2. We also have to install a programming software called Mu. This is a Micro Python program designed for micro controllers like the Micro:bit. Install in Terminal using the following:
sudo apt-get install mu -y
Step 6: Code Micro:bit in Mu
Open up Mu by going to Menu--> Programming --> Mu
Type in the following code in Mu
from micro:bit import *
display.scroll("Say Cheese in 3,2,1,....!")
Save this code to your Raspberry Pi
Click on Flash to import code to the Micro:bit
Step 7: Wiring the Micro:bit to the Raspberry Pi
Add one alligator clip to Pin 0 on the Micro:bit
Add one alligator clip to Pin 1 on the Micro:bit
Add one alligator clip to GND on the Micro:bit
The alligator clip on Pin 1 needs to be attached to the male/female wire that is clipped to the male lead. The female lead of this wire goes to GPIO pin 4 on the Raspberry Pi
At this point I stick the Pin 0 alligator clip into Play-doh as my button. You can create any type of button you choose, but this is quick and easy.
You can test your Micro:bit if you have flashed the code. Nothing will happen except your message on the Micro:bit. Make sure this works because if your trigger is not working, then the next steps won't work either.
Step 8: Coding in Python
Create a folder to store all the code for this project. You can add the Mu code if you wish to help stay organized.
0. Save this file in your folder. This helps to map pixels to the Minecraft world.
1. Open up Python 3
2. Click New File
3. Save File As whatever name you want.
4. Enter the following code
from picamera import PiCamera
from gpiozero import Button
from mcpi.minecraft import Minecraft
from time import sleep
from skimage import io, color
mc = Minecraft.create()
button = Button(4, pull_up=False)
## Taking a picture with Micro:bit
mc.postToChat("Press the Button!") sleep(2) button.wait_for_press()
with PiCamera() as camera:
camera.resolution = (100,80)
mc.postToChat('fly up in air and look for shadow on the ground')
### load selfie and map
selfie_rgb = io.imread("/home/pi/Desktop/Microbit/selfie.jpg")
map_rgb = io.imread("/home/pi/Desktop/Microbit/colour_map.png")
### Convert to Lab
selfie_lab = color.rgb2lab(selfie_rgb)
map_lab = color.rgb2lab(map_rgb)
### Mapping colours on colour map to Minecraft blocks ### First tuple is coordinates of colour map ### Second tuple is Minecraft block
## Iterate over image and then over map.
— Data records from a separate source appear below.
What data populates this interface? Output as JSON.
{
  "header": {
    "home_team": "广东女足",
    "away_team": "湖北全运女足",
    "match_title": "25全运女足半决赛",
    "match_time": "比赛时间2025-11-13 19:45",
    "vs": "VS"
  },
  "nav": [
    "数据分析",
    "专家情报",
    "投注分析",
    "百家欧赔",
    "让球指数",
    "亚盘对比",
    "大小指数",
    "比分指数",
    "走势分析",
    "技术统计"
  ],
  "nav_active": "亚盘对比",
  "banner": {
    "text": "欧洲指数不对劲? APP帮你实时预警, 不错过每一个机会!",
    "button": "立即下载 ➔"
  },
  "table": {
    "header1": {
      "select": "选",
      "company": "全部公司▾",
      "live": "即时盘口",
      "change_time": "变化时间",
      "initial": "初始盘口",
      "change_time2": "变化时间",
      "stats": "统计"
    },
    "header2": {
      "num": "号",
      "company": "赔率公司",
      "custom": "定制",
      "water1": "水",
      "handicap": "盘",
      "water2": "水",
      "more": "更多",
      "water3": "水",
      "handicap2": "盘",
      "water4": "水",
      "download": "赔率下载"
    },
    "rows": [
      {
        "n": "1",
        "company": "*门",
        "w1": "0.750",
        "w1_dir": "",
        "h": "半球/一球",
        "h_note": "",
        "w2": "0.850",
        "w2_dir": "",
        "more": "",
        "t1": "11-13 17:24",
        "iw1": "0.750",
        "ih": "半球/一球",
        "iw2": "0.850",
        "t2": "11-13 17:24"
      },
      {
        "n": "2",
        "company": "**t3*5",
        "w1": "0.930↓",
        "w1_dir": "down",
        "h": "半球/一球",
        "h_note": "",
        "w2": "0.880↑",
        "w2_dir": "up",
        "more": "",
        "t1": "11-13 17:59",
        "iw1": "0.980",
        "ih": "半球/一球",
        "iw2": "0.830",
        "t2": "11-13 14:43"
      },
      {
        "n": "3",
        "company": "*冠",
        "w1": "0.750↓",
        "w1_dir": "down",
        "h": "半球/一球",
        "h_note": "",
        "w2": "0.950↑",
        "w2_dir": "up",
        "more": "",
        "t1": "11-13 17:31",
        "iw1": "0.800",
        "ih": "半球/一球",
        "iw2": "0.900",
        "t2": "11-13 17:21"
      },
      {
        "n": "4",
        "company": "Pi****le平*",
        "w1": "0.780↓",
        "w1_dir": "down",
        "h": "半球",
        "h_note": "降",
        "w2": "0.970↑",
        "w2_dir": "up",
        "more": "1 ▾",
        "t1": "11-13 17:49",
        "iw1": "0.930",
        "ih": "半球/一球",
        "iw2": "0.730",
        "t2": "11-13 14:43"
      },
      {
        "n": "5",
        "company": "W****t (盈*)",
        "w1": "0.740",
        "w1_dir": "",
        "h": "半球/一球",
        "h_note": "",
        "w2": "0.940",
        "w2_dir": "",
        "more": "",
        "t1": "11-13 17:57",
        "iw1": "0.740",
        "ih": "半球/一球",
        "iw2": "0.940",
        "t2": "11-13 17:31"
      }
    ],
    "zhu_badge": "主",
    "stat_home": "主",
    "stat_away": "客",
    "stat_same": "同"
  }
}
Find closest colour from map, and then look up that block and place
mc = Minecraft.create()
x, y, z = mc.player.getPos()
for i, selfie_column in enumerate(selfie_lab):
for j, selfie_pixel in enumerate(selfie_column):
distance = 300
for k, map_column in enumerate(map_lab):
for l, map_pixel in enumerate(map_column):
delta = color.deltaE_ciede2000(selfie_pixel,map_pixel)
if delta < distance:
distance = delta
block = colours[(k,l)]
mc.setBlock(x-j, y-i+60, z+5, block, block)
Step 9: Set Everything Up
1. Save all programs.
2. Shut down Pi
3. Wire the Micro:bit and Raspberry Pi inside the Steve head using tape and velcro dots(see video around 19 minute mark)
4. Get everything into position and power up
Step 10: Bringing It All Together
1. Open Up Minecraft
2. Open up Python program
3. Run the Python Program and open up Minecraft World
4. Follow instructions on screen and watch it print your selfie!
Please share your project prints, designs, and setups so I can learn and share with the students I teach.
Stay awesome everyone.